The petition asking the White House to deport Canadian pop singer Justin Bieber has been wildly successful, taking just six days to collect the 100,000 online signatures needed to earn a presidential response.
Hours after the petition crossed the signature threshold in the U.S., Mr. Bieber, 19, turned himself in to police in Toronto to answer assault charges stemming from an incident last month.
In the U.S., Mr. Bieber has had two run-ins with the law in recent weeks.
The State Department told reporters it was checking on what criteria it would take to revoke the visa of someone in Mr. Bieber’s position, but referred questions about the petition itself to the White House, which didn’t respond to a request seeking comment.
It could be a long time before they do respond to the petition — some previous successful petitions have gone more than two years without a reply.
Mr. Bieber was arrested in Florida last week on charges of drunken driving and resisting arrest after taking part in a street drag race.

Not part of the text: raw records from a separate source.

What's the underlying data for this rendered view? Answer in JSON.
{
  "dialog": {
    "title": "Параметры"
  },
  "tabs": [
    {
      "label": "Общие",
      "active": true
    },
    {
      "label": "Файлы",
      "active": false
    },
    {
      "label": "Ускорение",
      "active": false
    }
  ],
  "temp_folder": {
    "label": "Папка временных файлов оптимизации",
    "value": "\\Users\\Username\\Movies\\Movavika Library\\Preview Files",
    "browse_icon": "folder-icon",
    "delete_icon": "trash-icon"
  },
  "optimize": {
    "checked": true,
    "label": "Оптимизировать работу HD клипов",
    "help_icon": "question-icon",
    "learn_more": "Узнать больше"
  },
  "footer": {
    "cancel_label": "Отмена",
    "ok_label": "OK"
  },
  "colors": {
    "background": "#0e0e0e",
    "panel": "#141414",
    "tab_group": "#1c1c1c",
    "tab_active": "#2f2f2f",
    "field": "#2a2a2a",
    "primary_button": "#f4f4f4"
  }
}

He is entitled to be in the U.S. on a special visa made available to actors, musicians, academics, high-profile scientists and others the government deems exceptional cases. But his drunken-driving arrest — which followed an egging incident in Los Angeles — prompted a number of people to demand he be kicked out.
“We the people of the United States feel that we are being wrongly represented in the world of pop culture. We would like to see the dangerous, reckless, destructive, and drug abusing, Justin Bieber deported and his green card revoked,” the petition on WhiteHouse.gov reads. “He is not only threatening the safety of our people, but he is also a terrible influence on our nation’s youth. We the people would like to remove Justin Bieber from our society.”
The petition’s original sponsor is anonymous. The White House releases only the initials and location of the person who first filed the petition.
On Wednesday morning, the petition crossed the 100,000 threshold that the White House says guarantees an official response, but it was still going strong late in the day. As of the middle of the afternoon, the petition was drawing signatures at a rate of nearly 10,000 an hour.
If the petition keeps up its frenetic pace, it could become the most popular one in the three-year history of the White House’s We the People project. The current leading petition, from 2012, asked the White House to designate the Westboro Baptist Church as a hate group. That got 367,180 signatures in the time allotted.
In its response to that petition, the White House said it generally wouldn’t comment on matters that are better left for the courts or law enforcement agencies — and that could end up applying in the case of Mr. Bieber.
The deportation petition sparked several copycats also calling for his removal.
Bieber fans started counterpetitions on the WhiteHouse.gov website to defend their idol.
“The whole idea of Justin Drew Bieber getting deported, is completely unfair. He doesn’t deserve this,” one of those petitions says. “With your help, we can stop it. He’s human. He’s not perfect. The media sees the bad side of him.”
The petitions asking that Mr. Bieber be allowed to stay were not faring so well, with the most popular of them totaling fewer than 2,000 signatures as of Wednesday afternoon.